US NEWS & World Report
Frans de Waal wants to know about why people behave as they do. He's given this common question a fresh approach by studying the roots of human behavior through our closest primate cousins, the chimpanzee and the bonobo. His new book, Our Inner Ape, which comes out October 6, explores what we can learn from studying these apes. De Waal is a primatologist and professor in the psychology department at Emory University.
In what situations do you most often see primate behavior in humans?
Almost everywhere. As soon as you get into parenting behavior, politics, sex, eating, sharing food. There's no domain that you can mention where we don't see it. You see kids at the playground that are so much like a bunch of young chimps playing around. It's so ape-like. There's actually very few domains that are not primate-like.
Do you think that we've left our animal-side behind and become more civilized?
We can never leave our animal side behind. In terms of violent behavior and aggressive behavior, we have not gotten more civilized. Actually, the feeling is among most scientists that we're a more violent species than most animals.
It is true that if you were to have 10 million chimps in New York City, you would have a blood bath because chimps are very territorial. It is amazing to me that people can live together so closely like that. So, we are a violent society but the other side is that it could be much worse based on how we live. That's why I speak of us as the bipolar ape.
What do you mean the bipolar ape?
I think we have both the aggression of one of our closest relatives, chimpanzees, but we have a good amount of altruism, more like our other close cousin the bonobo. So I think we have both in us.
For example, our sexual behavior is very variable and that's more like the bonobos. We have many different positions and partners. We use sex for a number of different purposes.

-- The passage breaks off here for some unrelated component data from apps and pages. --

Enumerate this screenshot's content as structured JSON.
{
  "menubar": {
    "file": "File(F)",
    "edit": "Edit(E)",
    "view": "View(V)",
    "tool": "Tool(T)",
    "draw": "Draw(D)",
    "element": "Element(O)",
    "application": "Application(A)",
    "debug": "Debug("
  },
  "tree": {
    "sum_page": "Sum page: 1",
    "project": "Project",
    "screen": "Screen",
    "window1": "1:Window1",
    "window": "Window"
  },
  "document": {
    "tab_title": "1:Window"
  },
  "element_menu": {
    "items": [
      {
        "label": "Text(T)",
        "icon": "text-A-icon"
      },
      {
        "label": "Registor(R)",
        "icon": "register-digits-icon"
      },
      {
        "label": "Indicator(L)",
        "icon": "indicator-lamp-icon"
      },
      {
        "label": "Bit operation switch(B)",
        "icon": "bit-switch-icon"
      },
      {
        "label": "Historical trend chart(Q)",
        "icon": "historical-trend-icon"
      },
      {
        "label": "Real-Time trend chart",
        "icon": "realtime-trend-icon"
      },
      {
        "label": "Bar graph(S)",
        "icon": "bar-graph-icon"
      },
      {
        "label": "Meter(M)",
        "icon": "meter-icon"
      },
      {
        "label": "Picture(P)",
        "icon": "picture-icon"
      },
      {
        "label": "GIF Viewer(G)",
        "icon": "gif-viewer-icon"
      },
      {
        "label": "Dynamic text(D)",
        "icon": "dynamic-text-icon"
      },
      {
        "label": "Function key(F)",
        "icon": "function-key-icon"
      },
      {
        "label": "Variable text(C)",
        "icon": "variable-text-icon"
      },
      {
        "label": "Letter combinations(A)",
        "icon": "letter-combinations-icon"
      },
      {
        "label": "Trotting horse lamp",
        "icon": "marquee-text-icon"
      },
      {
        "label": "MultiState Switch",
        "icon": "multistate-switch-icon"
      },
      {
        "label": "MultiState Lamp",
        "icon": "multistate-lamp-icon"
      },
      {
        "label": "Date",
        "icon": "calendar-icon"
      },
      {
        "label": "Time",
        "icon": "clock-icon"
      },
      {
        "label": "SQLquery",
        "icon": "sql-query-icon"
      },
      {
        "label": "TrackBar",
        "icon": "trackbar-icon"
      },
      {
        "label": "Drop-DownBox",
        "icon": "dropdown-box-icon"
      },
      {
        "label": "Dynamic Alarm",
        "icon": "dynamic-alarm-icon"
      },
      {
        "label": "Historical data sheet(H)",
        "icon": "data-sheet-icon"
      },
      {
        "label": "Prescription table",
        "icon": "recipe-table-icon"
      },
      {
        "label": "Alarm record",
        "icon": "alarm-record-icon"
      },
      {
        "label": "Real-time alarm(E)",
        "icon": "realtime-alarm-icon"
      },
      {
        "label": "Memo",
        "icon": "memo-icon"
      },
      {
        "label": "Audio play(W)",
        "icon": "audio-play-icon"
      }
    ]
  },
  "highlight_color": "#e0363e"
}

Most humans and bonobos have sex that has nothing to do with reproduction.
If we're so closely related to bonobos, why haven't they gotten more attention?
That's the interesting part. We have always looked at the chimpanzee and the chimp is very violent and very male dominated. And then the bonobo came along, and the bonobo doesn't fit the perceptions that we had about our ancestors and our nature. The bonobos are much sexier and female dominated. They're peaceful and they're more sensitive to others. The bonobo came along as sort of primate hippy and that did not fit in the thinking. Many anthropologists at the time thought that our ancestors were brutes, and so many of them ignored the bonobo.
Are there still misconceptions about how our ancestors have influenced human nature?
The public perception is that everything bad that we do comes from our animal side. As soon as we do something wonderful and nice, we call that our noble human nature. We call it humane and we claim that directly from us. That's the misconception. Yes, our bad side comes from nature, but our good side comes from there, too. Actually, some of the problems with people believing in evolution today have to do with that misconception. Apes are thought of as terrible, stupid, and funny and we don't want to be associated with them. But if you know them a little bit better, as I do, you know that there's nothing wrong with being associated with them.